To help students think about what these phrase means, you can have small groups create an identity chart for a “culture of acceptance.” Students can discuss questions such as, “How do you know when a community has a “culture of acceptance?” What would you expect to find in such a community?” Students can share their identity charts and use this information to create a working definition for “culture of acceptance.” A final assignment might ask students to describe a community they know about, from history or their own experience, that has a culture of acceptance or you might have students reflect on the degree to which their own school community embodies a “culture of acceptance.” Students can also brainstorm ways that individuals can help create a “culture of acceptance” in their own communities.
Protest Art/Post Your Art - The film “Art Students Picture a World without Intolerance” shows how students at Palo Alto High School use visual art as a way to protest against intolerance in their school. Watching this video may inspire your students to create “protest art” of their own.
Before beginning this activity, have students define the term “protest art” and think about examples of music, film, theater and visual art that fit this definition.
Drawing attention to hate and intolerance: In addition to using art, students can use other forms of media, such as reporting, blogging or videos, to draw attention to hate and intolerance in their schools and communities.

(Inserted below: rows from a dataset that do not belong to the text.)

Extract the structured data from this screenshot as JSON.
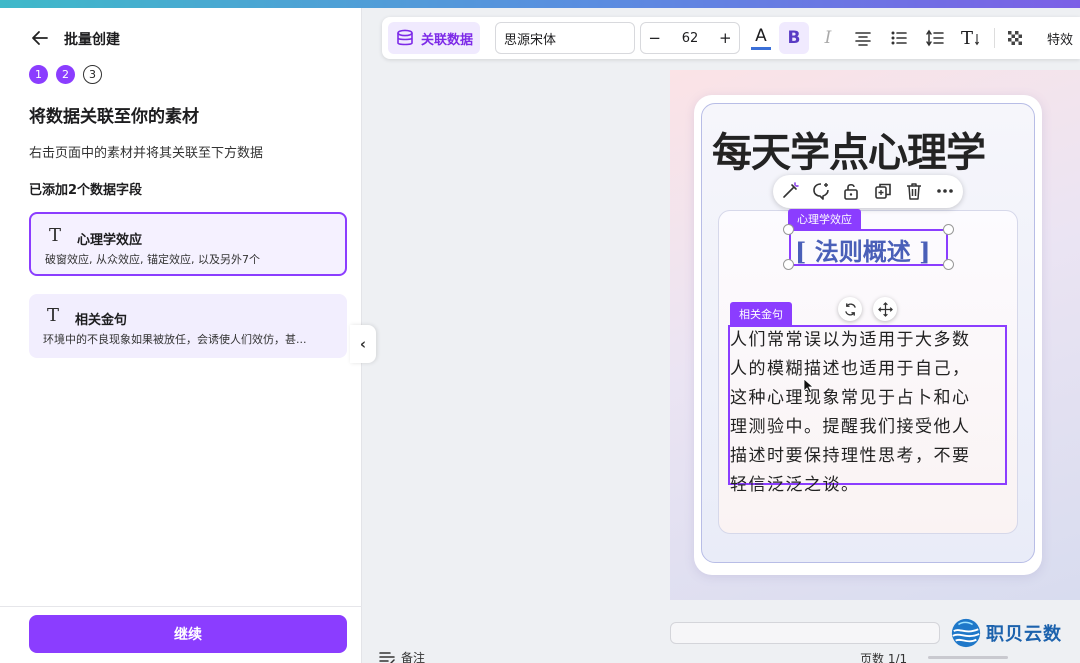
{
  "header": {
    "title": "批量创建"
  },
  "steps": [
    "1",
    "2",
    "3"
  ],
  "section": {
    "title": "将数据关联至你的素材",
    "description": "右击页面中的素材并将其关联至下方数据",
    "added_count_label": "已添加2个数据字段"
  },
  "fields": [
    {
      "icon": "T",
      "name": "心理学效应",
      "values": "破窗效应, 从众效应, 锚定效应, 以及另外7个",
      "selected": true
    },
    {
      "icon": "T",
      "name": "相关金句",
      "values": "环境中的不良现象如果被放任，会诱使人们效仿，甚...",
      "selected": false
    }
  ],
  "continue_label": "继续",
  "toolbar": {
    "link_data_label": "关联数据",
    "font_name": "思源宋体",
    "font_size": "62",
    "minus": "−",
    "plus": "+",
    "color_glyph": "A",
    "bold_glyph": "B",
    "italic_glyph": "I",
    "textfx_glyph": "T",
    "effects_label": "特效",
    "text_color": "#3a6fd8",
    "accent": "#8b3dff"
  },
  "canvas": {
    "title": "每天学点心理学",
    "tag_effect": "心理学效应",
    "law_text": "[ 法则概述 ]",
    "tag_quote": "相关金句",
    "quote_lines": [
      "人们常常误以为适用于大多数",
      "人的模糊描述也适用于自己，",
      "这种心理现象常见于占卜和心",
      "理测验中。提醒我们接受他人",
      "描述时要保持理性思考，不要",
      "轻信泛泛之谈。"
    ]
  },
  "bottom": {
    "notes_label": "备注",
    "page_count": "页数 1/1"
  },
  "watermark": {
    "text": "职贝云数"
  }
}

Facing History’s online module Making Media, Making Sense, Making a Difference provides resources to help students explore different ways reporters – both professional and “citizen journalists” - use media to get people to care about important issues. For example, Investigation One: Why Don’t People Act? Confronting Psychic Numbing uses social science research to help explain why many people are more likely act on behalf of one victim as opposed to many victims. This informs reporter Nicholas Kristof’s decision to focus his columns on one subject he thinks will especially capture his audience’s attention.
Add new comment